Recorded data
►

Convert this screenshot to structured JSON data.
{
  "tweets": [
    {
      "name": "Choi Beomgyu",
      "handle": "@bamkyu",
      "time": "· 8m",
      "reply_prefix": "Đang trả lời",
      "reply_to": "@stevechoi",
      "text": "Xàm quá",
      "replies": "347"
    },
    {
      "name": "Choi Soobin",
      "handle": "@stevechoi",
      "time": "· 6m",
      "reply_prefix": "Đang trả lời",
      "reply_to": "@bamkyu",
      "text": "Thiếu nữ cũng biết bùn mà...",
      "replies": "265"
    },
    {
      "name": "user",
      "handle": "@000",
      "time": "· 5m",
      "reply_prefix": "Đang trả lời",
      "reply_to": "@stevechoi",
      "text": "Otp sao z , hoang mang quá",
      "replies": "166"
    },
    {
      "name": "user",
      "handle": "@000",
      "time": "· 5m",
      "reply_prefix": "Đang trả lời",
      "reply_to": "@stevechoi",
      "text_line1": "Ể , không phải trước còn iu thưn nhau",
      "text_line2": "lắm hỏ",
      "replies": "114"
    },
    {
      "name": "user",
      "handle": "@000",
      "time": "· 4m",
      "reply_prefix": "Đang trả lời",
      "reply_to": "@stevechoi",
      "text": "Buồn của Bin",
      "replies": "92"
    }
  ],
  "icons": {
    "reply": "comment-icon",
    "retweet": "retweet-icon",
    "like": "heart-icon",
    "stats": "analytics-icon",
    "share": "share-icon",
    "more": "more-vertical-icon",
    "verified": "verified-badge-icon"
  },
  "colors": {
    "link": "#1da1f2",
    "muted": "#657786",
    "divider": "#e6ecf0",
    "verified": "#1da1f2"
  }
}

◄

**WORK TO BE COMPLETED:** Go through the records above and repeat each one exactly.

**WRITTEN SOLUTION:**
Convert this screenshot to structured JSON data.
{
  "tweets": [
    {
      "name": "Choi Beomgyu",
      "handle": "@bamkyu",
      "time": "· 8m",
      "reply_prefix": "Đang trả lời",
      "reply_to": "@stevechoi",
      "text": "Xàm quá",
      "replies": "347"
    },
    {
      "name": "Choi Soobin",
      "handle": "@stevechoi",
      "time": "· 6m",
      "reply_prefix": "Đang trả lời",
      "reply_to": "@bamkyu",
      "text": "Thiếu nữ cũng biết bùn mà...",
      "replies": "265"
    },
    {
      "name": "user",
      "handle": "@000",
      "time": "· 5m",
      "reply_prefix": "Đang trả lời",
      "reply_to": "@stevechoi",
      "text": "Otp sao z , hoang mang quá",
      "replies": "166"
    },
    {
      "name": "user",
      "handle": "@000",
      "time": "· 5m",
      "reply_prefix": "Đang trả lời",
      "reply_to": "@stevechoi",
      "text_line1": "Ể , không phải trước còn iu thưn nhau",
      "text_line2": "lắm hỏ",
      "replies": "114"
    },
    {
      "name": "user",
      "handle": "@000",
      "time": "· 4m",
      "reply_prefix": "Đang trả lời",
      "reply_to": "@stevechoi",
      "text": "Buồn của Bin",
      "replies": "92"
    }
  ],
  "icons": {
    "reply": "comment-icon",
    "retweet": "retweet-icon",
    "like": "heart-icon",
    "stats": "analytics-icon",
    "share": "share-icon",
    "more": "more-vertical-icon",
    "verified": "verified-badge-icon"
  },
  "colors": {
    "link": "#1da1f2",
    "muted": "#657786",
    "divider": "#e6ecf0",
    "verified": "#1da1f2"
  }
}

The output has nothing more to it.